Brands, including Microsoft, whose sustainability performance outstrips its sustainability perception could be leaving money on the table unless they better communicate their green credentials, new research shows.
The Sustainability Gap Index has been created by Brand Finance and aims to quantify the value that can be gained or lost by brands through their sustainability efforts. It shows that ‘green-hushing’, which is the act of keeping quiet about your sustainability targets and actions instead of making them a core part of your brand identity, can be just as detrimental to a brand as greenwashing.
Microsoft has topped the inaugural Index as its net value is a positive $1.5bn meaning the brand could generate up to that value if it were to communicate its sustainability measures better. Other brands who have a positive gap value include Walmart (2nd), Pepsi (7th) and Lidl (10th).
It is Tesla that fares the worst, however, as its environmental sustainability perception makes up more than quarter of the value of its brand (26.9%), but its poor record on governance and social sustainability means that over $4bn of value is at risk should the public pay closer attention to those performance flaws.
Amazon, perhaps surprisingly, has the highest sustainability perception of any brand at $19.9bn but the report is keen to stress that this isn’t an assessment on its overall performance merely that the brand is perceived by the public to be committed enough to sustainability endeavours. Should perception start to outpace performance this could create problems as customers turn on the brand for failing to hit targets.
While the importance of sustainability measures both in an ethical sense and a business sense has been clear to investors and CFOs for a long time now, notes Robert Haigh, strategy and sustainability director at Brand Finance, a sticking point has been that without “articulating the case in financial terms, it can be difficult to justify the kind of investment that is required to shareholders”.
This report looks to change that by quantifying those sustainability efforts into a brand value. “Our research, even for individual businesses, shows there can be billions of dollars of financial value to be gained from enhanced action and associated communication,” he adds.
The research also factors in how valuable sustainability endeavours are when driving consideration across sectors by creating what Brand Finance dubs a Sustainability Driver Score. Engineering and construction, for example, is a sector where sustainability is low on the agenda for consumers (just 2.8% driver score) and so promoting environmental policies is going to have little effect on the brand.
Brands not born sustainable must evolve deliberatelyThe sector where sustainability is most important is luxury automobiles, which has a sustainability driver score of 22.9%, meaning that despite the inherent fuel consumption that comes from driving a vehicle, consumers are keen for brands to mitigate that as much as possible. Other sectors with a high sustainability factor include soft drinks (13.7%), supermarkets (12.6%), media (10.1%) and cosmetics (10%).
The colour of money
What these values show, according to Brand Finance, is that it’s imperative to put your money where your mouth is. They highlight the example of Microsoft which has invested heavily in sustainability by committing to be carbon neutral, water positive and zero waste by 2030. This is in addition to launching the Microsoft Cloud for Sustainability that enabled other businesses to improve operational and cost efficiencies to help them reach their sustainability goals.

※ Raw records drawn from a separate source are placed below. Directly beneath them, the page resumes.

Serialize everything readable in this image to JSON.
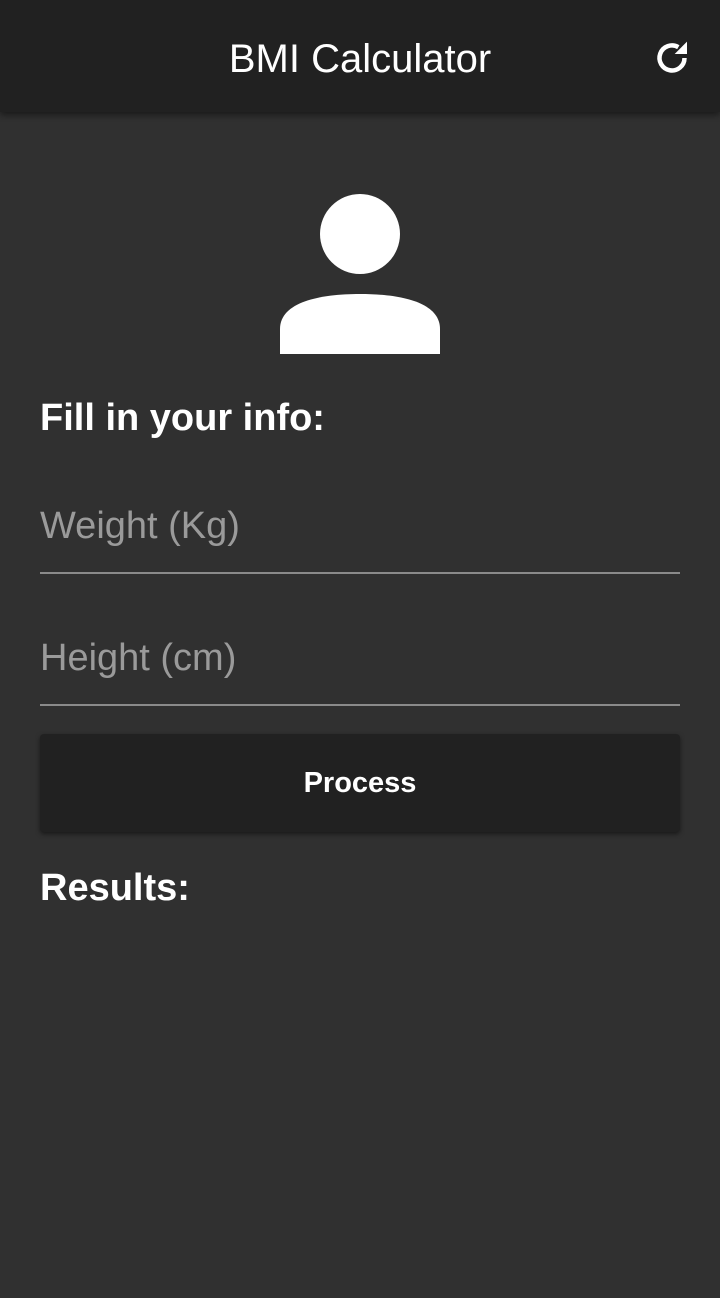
{
  "app_bar": {
    "title": "BMI Calculator",
    "refresh_icon": "refresh-icon"
  },
  "avatar": {
    "icon": "person-icon"
  },
  "form": {
    "heading": "Fill in your info:",
    "weight_placeholder": "Weight (Kg)",
    "weight_value": "",
    "height_placeholder": "Height (cm)",
    "height_value": "",
    "process_label": "Process"
  },
  "results": {
    "heading": "Results:"
  },
  "colors": {
    "background": "#303030",
    "app_bar": "#212121",
    "button": "#212121",
    "text": "#ffffff",
    "placeholder": "#9a9a9a",
    "underline": "#8a8a8a"
  }
}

Despite all of this, however, Microsoft could be argued to have never positioned sustainability as part of its brand identity allowing for growth in this space. And, if they were to do this, because of the investment it has made and the value it has already brought to the business, Microsoft wouldn’t be accused of greenwashing, it suggests. Indeed, currently, it could be ‘green-hushing’.
For Sasan Saeidi, world president and chairman at the IAA, the fear of being accused of greenwashing is causing some brands to retreat into their shell. “Trends such as ‘greenwashing’ and ‘green-hushing’ have really taken flight. Green-hushing is a consequence; it is when brands and businesses avoid talking about sustainability targets or progress due to fear of accusations of greenwashing,” he says. “One can only imagine the utter chaos that is ensuing in boardrooms over decisions pertaining to this topic. To do or not to do?”
Mark Ritson: What is the point of brand valuations if those doing the valuing are so off target?It’s a viewpoint shared by Herve de Clerck, vice-president of IAA Global, who says that “greenwashing is a double-edged sword” and while brands may initially attract environmentally conscious customers, this can lead to a lack of brand trust in the long term and harm the efforts of genuine sustainable companies.
“The negative consequences of greenwashing affect not only consumers, but all companies in the green marketplace, whether they engage in greenwashing or not,” says de Clerck. “The increasing prevalence of greenwashing has created a backlash against the concept of sustainability, and consumers may lose confidence in the green market as a result, eventually causing it to collapse.”